[Interface dataset entries]
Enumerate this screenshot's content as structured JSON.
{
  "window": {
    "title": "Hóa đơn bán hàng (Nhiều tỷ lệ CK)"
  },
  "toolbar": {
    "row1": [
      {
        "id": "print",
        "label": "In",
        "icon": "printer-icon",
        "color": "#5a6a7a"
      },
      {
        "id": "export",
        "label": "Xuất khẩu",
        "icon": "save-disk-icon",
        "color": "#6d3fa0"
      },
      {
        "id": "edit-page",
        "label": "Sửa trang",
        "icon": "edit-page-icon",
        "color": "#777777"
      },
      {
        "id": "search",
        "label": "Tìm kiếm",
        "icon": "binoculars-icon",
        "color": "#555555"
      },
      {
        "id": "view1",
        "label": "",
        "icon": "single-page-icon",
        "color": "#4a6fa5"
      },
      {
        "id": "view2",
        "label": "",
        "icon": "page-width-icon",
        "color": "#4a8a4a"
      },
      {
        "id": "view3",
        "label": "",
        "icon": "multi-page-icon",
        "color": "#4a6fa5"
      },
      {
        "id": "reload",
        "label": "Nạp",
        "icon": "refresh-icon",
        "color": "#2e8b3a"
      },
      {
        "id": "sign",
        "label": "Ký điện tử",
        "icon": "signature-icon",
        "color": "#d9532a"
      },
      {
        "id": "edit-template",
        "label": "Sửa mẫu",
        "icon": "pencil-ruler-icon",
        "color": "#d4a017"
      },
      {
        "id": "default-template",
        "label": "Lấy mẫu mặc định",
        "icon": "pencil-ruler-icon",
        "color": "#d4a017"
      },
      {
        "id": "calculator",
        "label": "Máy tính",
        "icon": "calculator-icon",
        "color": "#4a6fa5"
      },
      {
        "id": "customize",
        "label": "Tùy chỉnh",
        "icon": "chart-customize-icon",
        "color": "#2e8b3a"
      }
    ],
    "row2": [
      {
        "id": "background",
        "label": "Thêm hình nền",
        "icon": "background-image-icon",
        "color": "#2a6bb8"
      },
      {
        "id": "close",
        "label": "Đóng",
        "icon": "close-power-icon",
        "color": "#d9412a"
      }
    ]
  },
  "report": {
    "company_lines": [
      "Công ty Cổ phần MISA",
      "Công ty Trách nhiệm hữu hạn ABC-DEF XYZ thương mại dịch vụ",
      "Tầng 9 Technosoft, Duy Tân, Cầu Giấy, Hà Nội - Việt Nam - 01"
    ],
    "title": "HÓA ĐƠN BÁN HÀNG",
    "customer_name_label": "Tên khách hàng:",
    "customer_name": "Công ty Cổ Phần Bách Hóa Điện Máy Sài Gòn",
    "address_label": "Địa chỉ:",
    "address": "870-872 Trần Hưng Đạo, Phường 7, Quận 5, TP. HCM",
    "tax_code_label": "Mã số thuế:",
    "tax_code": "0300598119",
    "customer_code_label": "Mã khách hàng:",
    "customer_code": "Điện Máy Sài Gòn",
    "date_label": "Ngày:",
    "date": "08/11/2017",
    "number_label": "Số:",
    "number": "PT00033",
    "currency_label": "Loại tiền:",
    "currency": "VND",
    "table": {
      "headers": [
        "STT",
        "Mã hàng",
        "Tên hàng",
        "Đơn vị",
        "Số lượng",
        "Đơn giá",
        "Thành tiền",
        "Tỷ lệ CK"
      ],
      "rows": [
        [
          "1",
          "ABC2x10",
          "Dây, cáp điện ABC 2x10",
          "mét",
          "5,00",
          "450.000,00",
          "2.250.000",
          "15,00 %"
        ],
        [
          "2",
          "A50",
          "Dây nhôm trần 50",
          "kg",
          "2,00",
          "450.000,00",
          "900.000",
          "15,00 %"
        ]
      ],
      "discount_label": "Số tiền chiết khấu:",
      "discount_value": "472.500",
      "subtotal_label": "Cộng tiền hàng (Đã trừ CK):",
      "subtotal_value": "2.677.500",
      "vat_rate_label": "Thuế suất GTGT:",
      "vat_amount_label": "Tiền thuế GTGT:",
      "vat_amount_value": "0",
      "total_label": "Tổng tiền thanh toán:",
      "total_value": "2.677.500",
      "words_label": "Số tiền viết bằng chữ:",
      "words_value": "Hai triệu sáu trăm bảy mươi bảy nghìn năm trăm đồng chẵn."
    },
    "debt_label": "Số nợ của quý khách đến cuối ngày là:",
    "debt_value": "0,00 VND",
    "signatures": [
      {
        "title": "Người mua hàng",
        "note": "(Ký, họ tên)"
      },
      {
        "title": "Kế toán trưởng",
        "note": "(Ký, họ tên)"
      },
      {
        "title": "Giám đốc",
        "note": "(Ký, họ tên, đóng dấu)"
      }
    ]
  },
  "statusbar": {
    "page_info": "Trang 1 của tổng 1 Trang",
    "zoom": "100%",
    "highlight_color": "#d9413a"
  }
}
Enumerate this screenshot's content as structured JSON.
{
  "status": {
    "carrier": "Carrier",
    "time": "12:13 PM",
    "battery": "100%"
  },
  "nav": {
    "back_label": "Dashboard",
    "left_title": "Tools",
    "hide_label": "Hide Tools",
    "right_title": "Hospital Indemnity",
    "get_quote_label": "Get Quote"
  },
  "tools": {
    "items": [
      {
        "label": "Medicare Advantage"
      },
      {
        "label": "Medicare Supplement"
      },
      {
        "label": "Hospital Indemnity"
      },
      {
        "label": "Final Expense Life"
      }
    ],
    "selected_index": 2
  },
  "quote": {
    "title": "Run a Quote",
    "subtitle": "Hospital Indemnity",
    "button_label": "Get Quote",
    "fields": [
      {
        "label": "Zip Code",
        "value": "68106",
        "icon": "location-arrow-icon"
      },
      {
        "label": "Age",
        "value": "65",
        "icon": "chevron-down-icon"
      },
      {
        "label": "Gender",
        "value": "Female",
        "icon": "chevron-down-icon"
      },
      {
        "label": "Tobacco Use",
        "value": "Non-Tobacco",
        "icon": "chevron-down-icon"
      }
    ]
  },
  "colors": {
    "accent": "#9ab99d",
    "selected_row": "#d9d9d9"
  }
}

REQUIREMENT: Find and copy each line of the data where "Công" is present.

RESULT FOR THIS EXERCISE:
      "Công ty Cổ phần MISA",
      "Công ty Trách nhiệm hữu hạn ABC-DEF XYZ thương mại dịch vụ",
    "customer_name": "Công ty Cổ Phần Bách Hóa Điện Máy Sài Gòn",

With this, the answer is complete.